Clear indications of the purpose of his arrest are yet unknown, though Kaos GL has reported that Erol's social media posts were included in the authorities' detention warrant.

Yildiz Tar, Media and Communications Coordinator for Kaos GL, commented: "Us having such little information about the detention of a prominent figure of the LGBT movement and founder of Kaos GL is unlawful and worrying. If you recall, Ankara Governorship banned LGBT events for an indefinite period in November. This detention is an intervention in both freedom of expression and LGBTI rights. We hope this mistake will be corrected."

Turkey did not criminalize homosexuality but it is among several Muslim-majority nations that have led crackdowns on its LGBT citizens in recent years, with the governor of Ankara banning all LGBT-related events in the city, claiming that events like Istanbul Pride will only spark a backlash from conservative elements in the country, which could threaten public safety and security. Under Erol’s leadership, Kaos GL as challenged the ban, claiming it is unconstitutional.

Taner Kiliç, the chairman of Amnesty International Turkey’s board, was also detained after the failed coup attempt on July, 2016.


Friday, February 2, 2018

South Africa will host 10th edition of the Mr Gay World 2018


The Pink Loerie Mardi Gras and Arts Festival will make history by hosting the 10th edition of the Mr Gay World competition in Knysna, South Africa, in May 2018.

Mr Gay World is an annual global competition to find a spokesperson who best represents the finest qualities of the gay community and embodies the spirit of his nation. It is also an international platform where gay men from across the world come together to share their stories.

This will be the third time that South Africa has presented the prestigious event. It will also be the second time that the contest will be held during the Pink Loerie, Africa’s biggest LGBT+ cultural festival.

Eric Butter, President of Mr Gay World, explained: “The 10th Mr Gay World marks a milestone and is very important for our organisation. We have worked with the team in South Africa twice and it has always been a great pleasure; they have the very best work ethic and they always deliver a world class event.”

And he added: “We also decided on South Africa because we wanted the international community to support the rebuilding of Knysna after the devastating fires in June by incorporating it with the Pink Loerie Mardi Gras and Arts Festival Knysna 2018.”

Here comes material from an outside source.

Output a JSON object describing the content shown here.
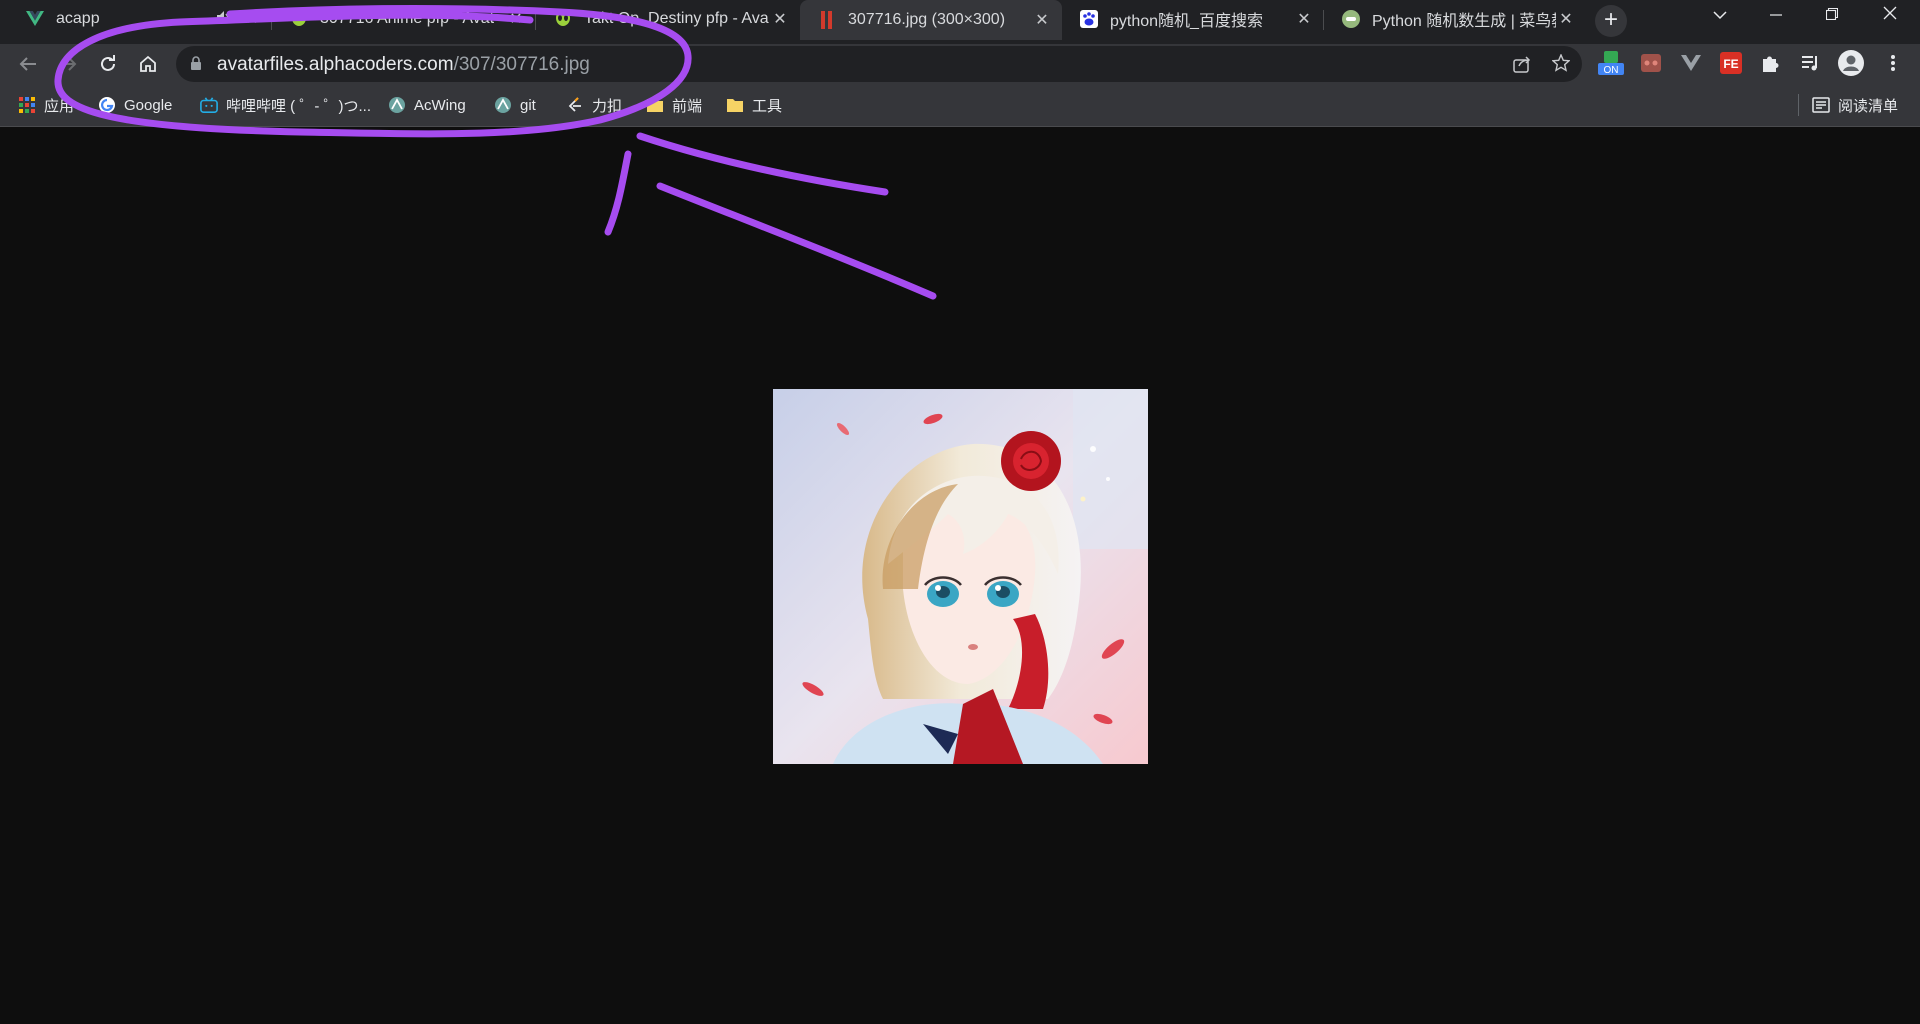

Since the blazes ravaged the region, the Pink Loerie organisers have played an active role in raising funds, sourcing material assistance and bringing awareness about the crisis in order to bolster the local community.

This was acknowledged by the Executive Mayor of Knysna, Eleanore Bouw-Spies, who thanked the festival for its efforts. She and the Knysna Municipality also enthusiastically welcomed the town’s hosting of Mr Gay World 2018 as a further boost to its recovery.

The last edition was in Maspalomas (Spain) and the winner was John Raspado from Philippines.


The last edition's candidates

The last edition's winner, John Raspado (center) from Philippines


Thursday, February 1, 2018

LGBT movie wins top prize at Sundance


A gay conversion drama, The Miseducation of Cameron Post, has won the grand jury prize at the Sundance Film Festival, the most influential award on the U.S. independent circuit.

Based on Emily Danforth’s acclaimed and controversial coming-of-age novel, the movie is directed by Desiree Akhavan who said she read the book in 2012 and loved it and her girlfriend at the time told here she had to adapt it into a film.

The film, which stars Chloë Grace Moretz (as Cameron Post) and American Honey's Sasha Lane, tells the story of teenagers in the 90s sent to a Christian gay conversion camp called "God's Promise."

“We want to dedicate this award to the LGBT survivors of sexual conversion therapy,” Moretz said in her acceptance speech. “We want this movie to shine a light on the fact that it is only illegal in nine states out of the 50 to practice sexual conversion therapy,” she added.

Unfortunately, the film has not been picked up for distribution, and there’s no confirmed release date.

Anyway, congrats to the crew!